Division's needs, not on the emergency firefighter's
need. At no time should emergency firefighters consider
emergency incident assignments as their primary means of
financial support or a permanent job with guaranteed hours.
Emergency firefighters are not eligible for unemployment or
Doc. 18-1 at 6-8; Doc. 21-1 at 11.
applied for an Emergency Firefighter position with the Las
Vegas District in 2016 and 2017, with the Socorro District in
2016, and with the Returning Heroes Wildland Firefighter
Program in 2016. Compl. ¶¶ 42-46; Pl. Aff. ¶
24. He was not, however, hired for any of these positions.
March 10, 2017, Plaintiff filed suit in state court against
Defendants for damages and injunctive relief. Compl. ¶
1. Plaintiff alleges that Defendants “interfered with
[his] employment, preventing him from earning a living and
following his profession” and that they took these
actions “without giving him the opportunity to contest
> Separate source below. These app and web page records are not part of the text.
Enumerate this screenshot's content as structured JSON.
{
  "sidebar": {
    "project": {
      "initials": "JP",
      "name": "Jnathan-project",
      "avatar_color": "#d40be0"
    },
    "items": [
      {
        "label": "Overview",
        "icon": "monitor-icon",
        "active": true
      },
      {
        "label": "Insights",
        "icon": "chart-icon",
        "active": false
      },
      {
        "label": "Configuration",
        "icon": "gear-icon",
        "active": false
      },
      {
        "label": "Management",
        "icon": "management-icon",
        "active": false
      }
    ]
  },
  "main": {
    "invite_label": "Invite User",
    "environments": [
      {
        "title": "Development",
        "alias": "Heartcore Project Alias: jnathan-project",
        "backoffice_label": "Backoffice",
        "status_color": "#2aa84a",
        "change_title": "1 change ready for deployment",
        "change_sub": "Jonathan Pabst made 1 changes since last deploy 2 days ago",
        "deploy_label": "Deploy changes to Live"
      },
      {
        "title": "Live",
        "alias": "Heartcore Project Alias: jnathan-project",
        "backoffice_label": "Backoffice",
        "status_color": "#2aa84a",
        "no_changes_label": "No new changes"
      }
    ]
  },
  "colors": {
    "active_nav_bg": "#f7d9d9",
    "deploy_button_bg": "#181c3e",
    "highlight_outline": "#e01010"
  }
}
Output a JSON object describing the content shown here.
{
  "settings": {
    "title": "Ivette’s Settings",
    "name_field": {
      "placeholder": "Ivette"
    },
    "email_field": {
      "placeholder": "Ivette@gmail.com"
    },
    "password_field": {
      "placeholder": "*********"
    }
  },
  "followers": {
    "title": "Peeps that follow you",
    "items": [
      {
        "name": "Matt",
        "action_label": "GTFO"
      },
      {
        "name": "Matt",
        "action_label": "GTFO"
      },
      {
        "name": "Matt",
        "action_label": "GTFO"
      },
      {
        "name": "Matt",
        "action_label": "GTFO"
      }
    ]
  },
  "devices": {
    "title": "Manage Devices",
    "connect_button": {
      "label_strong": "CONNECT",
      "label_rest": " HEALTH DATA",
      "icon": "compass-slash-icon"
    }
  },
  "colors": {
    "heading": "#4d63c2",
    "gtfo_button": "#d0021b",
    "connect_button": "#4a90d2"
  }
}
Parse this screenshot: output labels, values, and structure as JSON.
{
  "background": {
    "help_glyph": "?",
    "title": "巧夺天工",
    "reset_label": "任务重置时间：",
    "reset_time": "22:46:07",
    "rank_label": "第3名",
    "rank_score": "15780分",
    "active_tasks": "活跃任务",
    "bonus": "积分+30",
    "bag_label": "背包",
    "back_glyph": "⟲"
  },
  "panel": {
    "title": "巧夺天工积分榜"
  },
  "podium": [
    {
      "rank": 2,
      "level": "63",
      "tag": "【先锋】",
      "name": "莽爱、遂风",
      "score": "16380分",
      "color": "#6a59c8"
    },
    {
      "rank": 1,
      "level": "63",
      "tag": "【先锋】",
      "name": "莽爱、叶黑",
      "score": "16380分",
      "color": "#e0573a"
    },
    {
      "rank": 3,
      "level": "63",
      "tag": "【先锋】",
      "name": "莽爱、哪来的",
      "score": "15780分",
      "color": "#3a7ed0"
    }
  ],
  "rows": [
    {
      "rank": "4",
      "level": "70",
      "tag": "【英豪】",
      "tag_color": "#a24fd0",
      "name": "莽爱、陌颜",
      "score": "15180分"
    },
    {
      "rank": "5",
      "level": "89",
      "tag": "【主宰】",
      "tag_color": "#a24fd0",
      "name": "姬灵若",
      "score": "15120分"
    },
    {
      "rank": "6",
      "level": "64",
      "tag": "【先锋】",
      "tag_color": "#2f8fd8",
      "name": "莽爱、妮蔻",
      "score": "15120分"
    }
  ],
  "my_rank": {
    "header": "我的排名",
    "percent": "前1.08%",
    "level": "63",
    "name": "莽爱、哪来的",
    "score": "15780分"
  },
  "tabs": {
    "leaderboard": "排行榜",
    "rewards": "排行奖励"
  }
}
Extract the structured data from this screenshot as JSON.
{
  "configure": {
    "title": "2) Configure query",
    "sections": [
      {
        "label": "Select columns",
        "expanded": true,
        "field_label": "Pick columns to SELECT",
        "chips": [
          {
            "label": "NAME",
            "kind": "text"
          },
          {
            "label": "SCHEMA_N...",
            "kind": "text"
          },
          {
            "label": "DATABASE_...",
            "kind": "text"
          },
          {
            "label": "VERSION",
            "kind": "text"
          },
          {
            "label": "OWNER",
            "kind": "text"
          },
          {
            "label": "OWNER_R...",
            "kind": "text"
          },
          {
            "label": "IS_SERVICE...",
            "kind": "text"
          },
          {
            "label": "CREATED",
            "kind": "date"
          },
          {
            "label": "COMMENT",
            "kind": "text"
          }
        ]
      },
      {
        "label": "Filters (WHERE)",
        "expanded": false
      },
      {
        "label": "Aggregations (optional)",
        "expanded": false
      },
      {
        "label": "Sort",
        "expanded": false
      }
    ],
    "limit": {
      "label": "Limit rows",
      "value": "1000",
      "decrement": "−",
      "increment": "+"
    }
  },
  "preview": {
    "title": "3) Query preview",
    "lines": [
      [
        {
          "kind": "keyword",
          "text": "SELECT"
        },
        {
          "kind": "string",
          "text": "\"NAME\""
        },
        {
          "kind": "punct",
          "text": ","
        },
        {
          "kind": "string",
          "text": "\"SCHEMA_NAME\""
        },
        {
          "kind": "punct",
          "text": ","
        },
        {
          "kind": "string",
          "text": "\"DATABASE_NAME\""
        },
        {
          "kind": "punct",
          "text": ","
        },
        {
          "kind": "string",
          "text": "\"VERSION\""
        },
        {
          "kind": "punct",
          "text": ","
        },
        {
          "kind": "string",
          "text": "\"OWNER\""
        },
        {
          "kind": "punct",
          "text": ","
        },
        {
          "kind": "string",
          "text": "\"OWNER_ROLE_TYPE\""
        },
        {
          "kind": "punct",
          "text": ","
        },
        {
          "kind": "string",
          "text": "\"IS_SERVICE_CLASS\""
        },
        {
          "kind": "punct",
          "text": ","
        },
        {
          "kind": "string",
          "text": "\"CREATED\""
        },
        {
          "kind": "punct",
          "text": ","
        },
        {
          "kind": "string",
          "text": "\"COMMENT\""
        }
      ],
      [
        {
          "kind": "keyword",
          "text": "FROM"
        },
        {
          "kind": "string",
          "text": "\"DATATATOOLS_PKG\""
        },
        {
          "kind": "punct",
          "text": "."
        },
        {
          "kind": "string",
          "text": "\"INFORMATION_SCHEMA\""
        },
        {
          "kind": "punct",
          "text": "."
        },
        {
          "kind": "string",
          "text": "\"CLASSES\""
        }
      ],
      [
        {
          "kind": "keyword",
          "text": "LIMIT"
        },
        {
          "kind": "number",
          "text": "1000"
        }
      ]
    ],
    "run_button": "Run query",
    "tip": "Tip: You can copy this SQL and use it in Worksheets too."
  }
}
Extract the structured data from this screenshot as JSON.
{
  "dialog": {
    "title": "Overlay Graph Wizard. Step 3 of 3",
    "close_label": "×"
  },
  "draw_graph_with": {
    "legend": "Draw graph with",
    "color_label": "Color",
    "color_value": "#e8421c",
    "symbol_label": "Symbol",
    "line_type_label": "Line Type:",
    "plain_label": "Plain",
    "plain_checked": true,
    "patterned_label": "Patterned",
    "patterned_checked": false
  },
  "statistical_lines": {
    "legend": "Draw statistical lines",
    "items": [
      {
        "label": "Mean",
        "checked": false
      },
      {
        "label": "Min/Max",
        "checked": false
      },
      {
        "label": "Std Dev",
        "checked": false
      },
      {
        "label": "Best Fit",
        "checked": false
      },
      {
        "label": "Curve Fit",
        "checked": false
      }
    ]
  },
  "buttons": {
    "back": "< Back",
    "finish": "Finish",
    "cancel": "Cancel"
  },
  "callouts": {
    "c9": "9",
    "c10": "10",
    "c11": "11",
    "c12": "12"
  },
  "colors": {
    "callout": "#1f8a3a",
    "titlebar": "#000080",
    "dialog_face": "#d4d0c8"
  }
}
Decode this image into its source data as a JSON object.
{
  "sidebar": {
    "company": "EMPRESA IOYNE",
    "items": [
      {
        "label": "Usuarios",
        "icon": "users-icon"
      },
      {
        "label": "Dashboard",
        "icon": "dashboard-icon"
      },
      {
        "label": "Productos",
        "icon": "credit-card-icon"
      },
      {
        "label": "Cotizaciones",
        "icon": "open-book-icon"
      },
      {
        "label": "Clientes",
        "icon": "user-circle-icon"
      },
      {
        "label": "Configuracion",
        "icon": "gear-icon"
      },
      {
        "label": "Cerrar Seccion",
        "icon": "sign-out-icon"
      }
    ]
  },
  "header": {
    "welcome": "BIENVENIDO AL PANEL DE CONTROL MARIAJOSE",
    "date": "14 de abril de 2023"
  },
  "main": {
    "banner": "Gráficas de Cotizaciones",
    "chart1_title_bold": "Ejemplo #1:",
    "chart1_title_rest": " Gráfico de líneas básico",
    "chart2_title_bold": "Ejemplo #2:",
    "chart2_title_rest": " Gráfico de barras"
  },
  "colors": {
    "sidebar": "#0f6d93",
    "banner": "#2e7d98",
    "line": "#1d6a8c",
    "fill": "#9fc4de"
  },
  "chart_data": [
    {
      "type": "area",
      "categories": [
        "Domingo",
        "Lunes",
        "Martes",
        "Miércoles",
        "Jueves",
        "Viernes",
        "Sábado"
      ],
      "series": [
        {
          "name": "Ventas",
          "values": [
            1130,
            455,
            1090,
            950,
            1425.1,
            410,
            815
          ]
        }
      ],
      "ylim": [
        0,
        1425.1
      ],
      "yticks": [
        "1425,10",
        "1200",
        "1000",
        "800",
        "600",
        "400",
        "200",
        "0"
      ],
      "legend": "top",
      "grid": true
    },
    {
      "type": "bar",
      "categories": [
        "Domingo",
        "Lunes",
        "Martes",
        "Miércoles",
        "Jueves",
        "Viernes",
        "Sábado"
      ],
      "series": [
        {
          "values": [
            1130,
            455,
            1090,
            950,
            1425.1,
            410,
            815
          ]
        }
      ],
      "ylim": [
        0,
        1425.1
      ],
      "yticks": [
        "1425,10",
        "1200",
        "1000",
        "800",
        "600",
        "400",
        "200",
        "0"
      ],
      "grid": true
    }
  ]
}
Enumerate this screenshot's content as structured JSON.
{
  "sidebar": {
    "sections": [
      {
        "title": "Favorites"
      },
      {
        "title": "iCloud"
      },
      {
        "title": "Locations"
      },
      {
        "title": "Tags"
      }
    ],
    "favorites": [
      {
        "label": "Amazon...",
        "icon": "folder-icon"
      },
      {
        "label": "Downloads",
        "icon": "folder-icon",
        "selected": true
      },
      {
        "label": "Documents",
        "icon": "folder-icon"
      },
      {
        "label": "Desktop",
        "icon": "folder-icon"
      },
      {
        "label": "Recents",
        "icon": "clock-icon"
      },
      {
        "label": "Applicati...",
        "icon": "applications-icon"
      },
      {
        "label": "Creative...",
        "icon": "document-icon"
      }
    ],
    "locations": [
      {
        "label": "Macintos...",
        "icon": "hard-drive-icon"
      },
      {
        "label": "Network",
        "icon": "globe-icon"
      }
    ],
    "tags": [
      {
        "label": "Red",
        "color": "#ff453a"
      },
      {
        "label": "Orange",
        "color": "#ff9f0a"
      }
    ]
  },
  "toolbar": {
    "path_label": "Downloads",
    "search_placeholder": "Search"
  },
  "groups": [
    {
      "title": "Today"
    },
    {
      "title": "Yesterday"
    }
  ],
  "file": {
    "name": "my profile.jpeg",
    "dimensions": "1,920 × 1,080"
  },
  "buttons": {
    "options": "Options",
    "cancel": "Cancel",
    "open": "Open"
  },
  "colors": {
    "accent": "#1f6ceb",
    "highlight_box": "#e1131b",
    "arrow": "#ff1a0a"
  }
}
specious allegations . . . and to clear his name.”
Id. On June 19, 2017, Defendants removed the lawsuit
to this Court on the basis of federal question jurisdiction.
See Doc. 1.
raises four claims for relief in his complaint. Doc. 1-2 at
17. Specifically, he asserts that Defendants' actions
violated: (1) his right to due process under the Fourteenth
Amendment; (2) his right to liberty under the Fourteenth
Amendment; (3) Article II, § 18 of the New Mexico
Constitution; and (4) an implied written contract established
by Defendants' Fire Policy and Procedures Manual (FPPM)
and other rules, policies, and law. Id.
September 15, 2017, Defendants moved for summary judgment on
all four of Plaintiff's claims. Doc. 18. Because
Defendants asserted a qualified immunity defense in their
summary judgment motion, the Court granted Defendants'
motion to stay discovery. Doc. 23. Plaintiff then requested
limited discovery pursuant to Fed.R.Civ.P. 56(d), which the
Court granted in part. See Fed. R. Civ. P. 56(d)
(allowing for limited discovery relating to a summary
judgment motion “when facts are unavailable to the
nonmovant”); Doc. 24, Doc. 30. The parties were
subsequently given an ...